Castle of Good Hope
The story of this Castle is a story of our young country. It is a story of joy, pain, tears, laughter, disappointment, fear, hope - and all the other human emotions that characterize us as a nation…
Built between 1666 and 1679, the Castle is known as the oldest surviving building in South Africa and has been the center of civilian, political and military life at the Cape from approximately 1679. In its current state the Castle arguably represents one of the best preserved 17th century DEIC architecture on the entire globe. The 2015 - 2016 renovation of the Castle - the first in 20 years - will further enhance its appeal and position it to become South Africa's next UNESCO World Heritage Site. This historical building now houses, among others, the William Fehr Collection, an African pottery collection, the Castle Military Museum and a forge.

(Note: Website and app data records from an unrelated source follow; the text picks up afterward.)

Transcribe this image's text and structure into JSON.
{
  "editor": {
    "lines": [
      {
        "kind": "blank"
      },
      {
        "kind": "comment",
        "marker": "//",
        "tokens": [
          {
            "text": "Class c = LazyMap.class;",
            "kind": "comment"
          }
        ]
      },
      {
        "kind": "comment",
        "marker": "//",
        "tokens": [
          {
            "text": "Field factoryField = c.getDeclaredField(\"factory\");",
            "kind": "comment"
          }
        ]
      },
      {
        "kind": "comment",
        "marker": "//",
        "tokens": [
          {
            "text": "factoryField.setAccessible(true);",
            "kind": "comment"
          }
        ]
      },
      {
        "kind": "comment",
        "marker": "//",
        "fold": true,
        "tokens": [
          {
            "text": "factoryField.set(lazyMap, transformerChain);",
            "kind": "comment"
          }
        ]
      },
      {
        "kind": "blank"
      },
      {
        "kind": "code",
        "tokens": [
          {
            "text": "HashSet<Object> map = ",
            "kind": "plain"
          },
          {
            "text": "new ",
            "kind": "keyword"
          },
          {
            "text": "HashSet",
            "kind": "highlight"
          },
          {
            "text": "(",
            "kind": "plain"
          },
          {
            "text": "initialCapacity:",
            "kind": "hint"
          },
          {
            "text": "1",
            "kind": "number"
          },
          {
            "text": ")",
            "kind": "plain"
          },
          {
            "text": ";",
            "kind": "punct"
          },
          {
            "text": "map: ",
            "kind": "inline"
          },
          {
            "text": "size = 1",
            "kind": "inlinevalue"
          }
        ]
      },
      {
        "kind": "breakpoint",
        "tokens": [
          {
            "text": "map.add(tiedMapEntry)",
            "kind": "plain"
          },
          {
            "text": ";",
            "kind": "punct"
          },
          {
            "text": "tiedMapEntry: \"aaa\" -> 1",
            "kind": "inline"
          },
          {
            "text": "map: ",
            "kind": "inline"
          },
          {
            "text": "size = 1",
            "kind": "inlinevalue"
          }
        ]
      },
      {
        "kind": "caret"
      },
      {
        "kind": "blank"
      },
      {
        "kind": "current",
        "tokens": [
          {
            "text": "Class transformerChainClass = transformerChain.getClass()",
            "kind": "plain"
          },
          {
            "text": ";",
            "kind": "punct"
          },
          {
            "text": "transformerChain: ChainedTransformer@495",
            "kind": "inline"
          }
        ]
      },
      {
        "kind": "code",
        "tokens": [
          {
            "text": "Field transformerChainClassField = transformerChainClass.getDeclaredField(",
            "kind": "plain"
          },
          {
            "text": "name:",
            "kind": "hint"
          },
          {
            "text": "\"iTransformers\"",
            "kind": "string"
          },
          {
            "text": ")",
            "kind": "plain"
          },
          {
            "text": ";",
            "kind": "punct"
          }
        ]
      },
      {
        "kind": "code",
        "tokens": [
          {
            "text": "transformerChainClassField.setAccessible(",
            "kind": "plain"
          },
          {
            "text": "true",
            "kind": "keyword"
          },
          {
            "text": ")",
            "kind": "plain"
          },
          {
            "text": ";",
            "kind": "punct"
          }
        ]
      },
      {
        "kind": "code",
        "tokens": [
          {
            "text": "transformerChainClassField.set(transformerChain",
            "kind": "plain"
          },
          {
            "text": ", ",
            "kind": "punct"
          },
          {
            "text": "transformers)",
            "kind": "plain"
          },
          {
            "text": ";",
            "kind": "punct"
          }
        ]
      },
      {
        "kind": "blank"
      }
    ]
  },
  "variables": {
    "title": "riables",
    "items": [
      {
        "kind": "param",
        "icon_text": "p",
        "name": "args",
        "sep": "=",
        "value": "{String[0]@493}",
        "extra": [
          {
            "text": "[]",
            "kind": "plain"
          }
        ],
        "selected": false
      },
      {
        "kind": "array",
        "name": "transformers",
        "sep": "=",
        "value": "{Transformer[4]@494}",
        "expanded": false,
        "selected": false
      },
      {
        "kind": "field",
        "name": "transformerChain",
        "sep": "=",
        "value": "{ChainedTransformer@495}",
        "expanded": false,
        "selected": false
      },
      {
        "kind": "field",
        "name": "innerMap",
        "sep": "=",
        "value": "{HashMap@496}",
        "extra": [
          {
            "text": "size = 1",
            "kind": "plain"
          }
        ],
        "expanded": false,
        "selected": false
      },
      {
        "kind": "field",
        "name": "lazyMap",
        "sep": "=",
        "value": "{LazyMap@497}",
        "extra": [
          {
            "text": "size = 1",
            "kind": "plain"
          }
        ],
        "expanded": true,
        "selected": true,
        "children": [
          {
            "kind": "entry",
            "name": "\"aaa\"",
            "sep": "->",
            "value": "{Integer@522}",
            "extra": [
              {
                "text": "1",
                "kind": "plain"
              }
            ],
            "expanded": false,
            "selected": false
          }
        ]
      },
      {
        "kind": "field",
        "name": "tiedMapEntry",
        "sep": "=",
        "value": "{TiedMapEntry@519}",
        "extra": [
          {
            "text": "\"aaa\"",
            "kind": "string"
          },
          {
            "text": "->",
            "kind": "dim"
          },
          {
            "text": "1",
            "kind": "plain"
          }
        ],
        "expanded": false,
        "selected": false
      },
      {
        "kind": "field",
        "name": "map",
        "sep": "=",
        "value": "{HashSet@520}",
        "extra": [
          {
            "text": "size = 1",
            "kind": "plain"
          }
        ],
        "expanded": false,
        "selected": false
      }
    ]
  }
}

In 1664 with renewed rumours of war between Britain and the Netherlands, the Lords Seventeen instructed Zacharias Wagenaer, the Dutch Commissioner, to build a five-pointed stone Castle similar to other such fortifications in Europe and the East. The Castle was planned around a central point - a water-well under the "Boog" - with five bulwarks known as bastions.
The foundations were dug in 1665 and the cornerstones of the first bastion, later known as the Leerdam Bastion, were laid on the 2nd January 1666 after which building started in all earnest. Three hundred sailors commandeered from passing ships, soldiers, local Khoikhoi, women and slaves were used as workforce, breaking stone and collecting shell, which was burned in lime ovens. One often wonders what the real human cost was of building this European fortress on African soil.
For more on this story go to www.castleofgoodhope.co.za